Entering Wednesday’s winner-take-all Game 5 the Sparks could do something that hadn’t be done since 2002, repeat as champions.
The last repeat champion fittingly was the Los Angeles Sparks who in their 2001 and subsequent 2002 titles were led by the incomparable presence in the post, Lisa Leslie. The formidable big was the force behind the repeat titles, she captured Finals MVP in both series’ as the Sparks didn’t drop a game in either Finals defeating the Sting and then the Liberty 2-0 en route to the championships.
Now, fifteen years later the Sparks were back in position to write another chapter in history for their storied franchise. After defeating Minnesota in dramatic fashion in Game 5 in 2016, it would again come down a Game 5 in 2017 to decide if the Sparks could match their own milestone and repeat as champions.
Proceedings got off to a rough start as the Lynx quickly went up 7-0 to start the game and from the onset L.A. was playing catch up, something no team likes to do, especially in a game with so much on the line.
Parker eventually opened the Sparks’ scoring account with a crafty layup and closed out the first quarter in style with a nifty floater in the lane as time expired. After one Minnesota only held a two-point edge and the Sparks were carrying the momentum into the 2nd quarter of play.
— WNBA (@WNBA) October 5, 2017
But, the second quarter began much like the beginning of the game, Minnesota increased that two-point lead to seven three minutes into the quarter and took a 41-35 lead into the break.
While L.A. did make a furious comeback late in the fourth quarter that saw the Lynx lead shrink to just three points with 34 seconds left, Maya Moore hit a clutch jumper that increased that lead back to five and from there on out the Lynx seemed destined to hoist the 2017 trophy.
“I mean, we’re sad. Obviously we lost,” Parker said postgame. “Glad everybody enjoyed the series. It was exciting. That’s all I’ve got. I think it was a good series.”
The 2016 Finals MVP didn’t go down with out a fight as she recorded a game-high 19 points, snagged a team-high 15 rebounds and dished out five assists. Throughout the course of the entire series as a whole Parker dazzled with her court vision and supplied clutch bucket after clutch bucket for L.A. when they needed them the most. Had the Sparks clawed their way back into this year’s Game 5 it likely would have been Parker joining Leslie, and Cynthia Cooper as the only back-to-back Finals MVP recipients in WNBA history.
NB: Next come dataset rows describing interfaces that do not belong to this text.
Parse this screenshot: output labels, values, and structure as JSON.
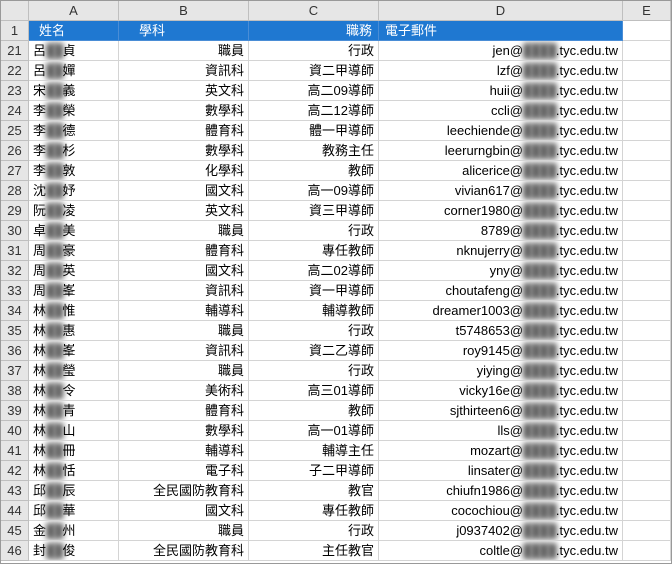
{
  "columns": [
    "A",
    "B",
    "C",
    "D",
    "E"
  ],
  "header_row_num": "1",
  "headers": {
    "a": "姓名",
    "b": "學科",
    "c": "職務",
    "d": "電子郵件"
  },
  "email_domain": ".tyc.edu.tw",
  "rows": [
    {
      "n": "21",
      "a": "呂",
      "am": "██",
      "as": "貞",
      "b": "職員",
      "c": "行政",
      "d": "jen@"
    },
    {
      "n": "22",
      "a": "呂",
      "am": "██",
      "as": "嬋",
      "b": "資訊科",
      "c": "資二甲導師",
      "d": "lzf@"
    },
    {
      "n": "23",
      "a": "宋",
      "am": "██",
      "as": "義",
      "b": "英文科",
      "c": "高二09導師",
      "d": "huii@"
    },
    {
      "n": "24",
      "a": "李",
      "am": "██",
      "as": "榮",
      "b": "數學科",
      "c": "高二12導師",
      "d": "ccli@"
    },
    {
      "n": "25",
      "a": "李",
      "am": "██",
      "as": "德",
      "b": "體育科",
      "c": "體一甲導師",
      "d": "leechiende@"
    },
    {
      "n": "26",
      "a": "李",
      "am": "██",
      "as": "杉",
      "b": "數學科",
      "c": "教務主任",
      "d": "leerurngbin@"
    },
    {
      "n": "27",
      "a": "李",
      "am": "██",
      "as": "敦",
      "b": "化學科",
      "c": "教師",
      "d": "alicerice@"
    },
    {
      "n": "28",
      "a": "沈",
      "am": "██",
      "as": "妤",
      "b": "國文科",
      "c": "高一09導師",
      "d": "vivian617@"
    },
    {
      "n": "29",
      "a": "阮",
      "am": "██",
      "as": "凌",
      "b": "英文科",
      "c": "資三甲導師",
      "d": "corner1980@"
    },
    {
      "n": "30",
      "a": "卓",
      "am": "██",
      "as": "美",
      "b": "職員",
      "c": "行政",
      "d": "8789@"
    },
    {
      "n": "31",
      "a": "周",
      "am": "██",
      "as": "豪",
      "b": "體育科",
      "c": "專任教師",
      "d": "nknujerry@"
    },
    {
      "n": "32",
      "a": "周",
      "am": "██",
      "as": "英",
      "b": "國文科",
      "c": "高二02導師",
      "d": "yny@"
    },
    {
      "n": "33",
      "a": "周",
      "am": "██",
      "as": "峯",
      "b": "資訊科",
      "c": "資一甲導師",
      "d": "choutafeng@"
    },
    {
      "n": "34",
      "a": "林",
      "am": "██",
      "as": "惟",
      "b": "輔導科",
      "c": "輔導教師",
      "d": "dreamer1003@"
    },
    {
      "n": "35",
      "a": "林",
      "am": "██",
      "as": "惠",
      "b": "職員",
      "c": "行政",
      "d": "t5748653@"
    },
    {
      "n": "36",
      "a": "林",
      "am": "██",
      "as": "峯",
      "b": "資訊科",
      "c": "資二乙導師",
      "d": "roy9145@"
    },
    {
      "n": "37",
      "a": "林",
      "am": "██",
      "as": "瑩",
      "b": "職員",
      "c": "行政",
      "d": "yiying@"
    },
    {
      "n": "38",
      "a": "林",
      "am": "██",
      "as": "令",
      "b": "美術科",
      "c": "高三01導師",
      "d": "vicky16e@"
    },
    {
      "n": "39",
      "a": "林",
      "am": "██",
      "as": "青",
      "b": "體育科",
      "c": "教師",
      "d": "sjthirteen6@"
    },
    {
      "n": "40",
      "a": "林",
      "am": "██",
      "as": "山",
      "b": "數學科",
      "c": "高一01導師",
      "d": "lls@"
    },
    {
      "n": "41",
      "a": "林",
      "am": "██",
      "as": "冊",
      "b": "輔導科",
      "c": "輔導主任",
      "d": "mozart@"
    },
    {
      "n": "42",
      "a": "林",
      "am": "██",
      "as": "恬",
      "b": "電子科",
      "c": "子二甲導師",
      "d": "linsater@"
    },
    {
      "n": "43",
      "a": "邱",
      "am": "██",
      "as": "辰",
      "b": "全民國防教育科",
      "c": "教官",
      "d": "chiufn1986@"
    },
    {
      "n": "44",
      "a": "邱",
      "am": "██",
      "as": "華",
      "b": "國文科",
      "c": "專任教師",
      "d": "cocochiou@"
    },
    {
      "n": "45",
      "a": "金",
      "am": "██",
      "as": "州",
      "b": "職員",
      "c": "行政",
      "d": "j0937402@"
    },
    {
      "n": "46",
      "a": "封",
      "am": "██",
      "as": "俊",
      "b": "全民國防教育科",
      "c": "主任教官",
      "d": "coltle@"
    }
  ]
}
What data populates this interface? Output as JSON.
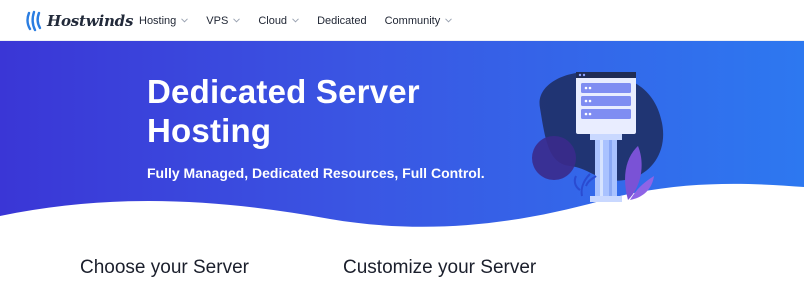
{
  "brand": {
    "name": "Hostwinds",
    "logo_icon": "hostwinds-logo-icon"
  },
  "nav": {
    "items": [
      {
        "label": "Hosting",
        "has_dropdown": true
      },
      {
        "label": "VPS",
        "has_dropdown": true
      },
      {
        "label": "Cloud",
        "has_dropdown": true
      },
      {
        "label": "Dedicated",
        "has_dropdown": false
      },
      {
        "label": "Community",
        "has_dropdown": true
      }
    ]
  },
  "hero": {
    "title": "Dedicated Server Hosting",
    "subtitle": "Fully Managed, Dedicated Resources, Full Control.",
    "illustration": "server-pillar-illustration",
    "colors": {
      "gradient_start": "#3a36d6",
      "gradient_end": "#2d78f0",
      "accent_dark": "#1d2b5e",
      "plant": "#7a52d6"
    }
  },
  "sections": {
    "left_heading": "Choose your Server",
    "right_heading": "Customize your Server"
  }
}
But, Wednesday’s title game wasn’t decided on the perimeter it was won in the paint as the Lynx outrebounded the Sparks 46 to 29.
While Maya Moore and Sylvia Fowles combined for 30 rebounds on their own, Parker was the only L.A. player to record double-digit rebounds, in fact no one else on the Sparks’ roster grabbed more than three. In a game, and series with talent from top to bottom on either roster the eventual winner was going to have to do the little things better than their opponent. They were going to have to make sure to crash the boards to either end a possession on one end or extend it and give it new life on the other.
“Honestly, rebounding. That hurt,” Parker said bluntly postgame. Over Games 4 and 5 L.A. was outrebounded 94-57 and as the series went on the Sparks never found an answer for Finals MVP Sylvia Fowles in the paint. She roped in a WNBA Finals record 20 rebounds in the deciding Game 5 and over the course of the last two Finals games corralled 13 offensive boards, which not only extended possessions but caused L.A. to work that much harder on the defensive side of the ball.
“I’m not a person to make excuses,” Coach Agler said postgame. “We just didn’t do what we needed to do to keep Fowles off the glass. We tried to eliminate staying in a rotation as much as we could, tried to keep bigger bodies on them, but they were persistent, more persistent than we were, especially in the first 20 minutes.”
Although the Sparks never led in Game 5 they cut the Lynx’s lead to three with 34 seconds left only to see Maya Moore spring free and hit a jumper in the the paint that saw that lead increase back up to five and the window of opportunity pass L.A. by.
“No, obviously we wanted to get a stop,” Parker said. “We got Seimone falling backcourt, Sylvia caught the ball. I was playing back I remember, and they got the ball to Maya. I tried to make it difficult, tried to mess up her steps a little bit, and she hit a tough shot.”
Going forward L.A. has a lot to build on from this gut-wrenching loss. Their two top scorers, the aforementioned Parker and Nneka Ogwumike are only 31 and 27 years old respectively and in middle of their primes. 2017 acquisition Odyssey Sims appears to be developing into one of the most dynamic guards in the league and Chelsea Gray’s fearlessness with the game on the line and the ball in her hands is undeniable.
This team has all the potential to challenge for a title in 2018, and who knows a Sparks-Lynx trilogy may be in store in the year to come.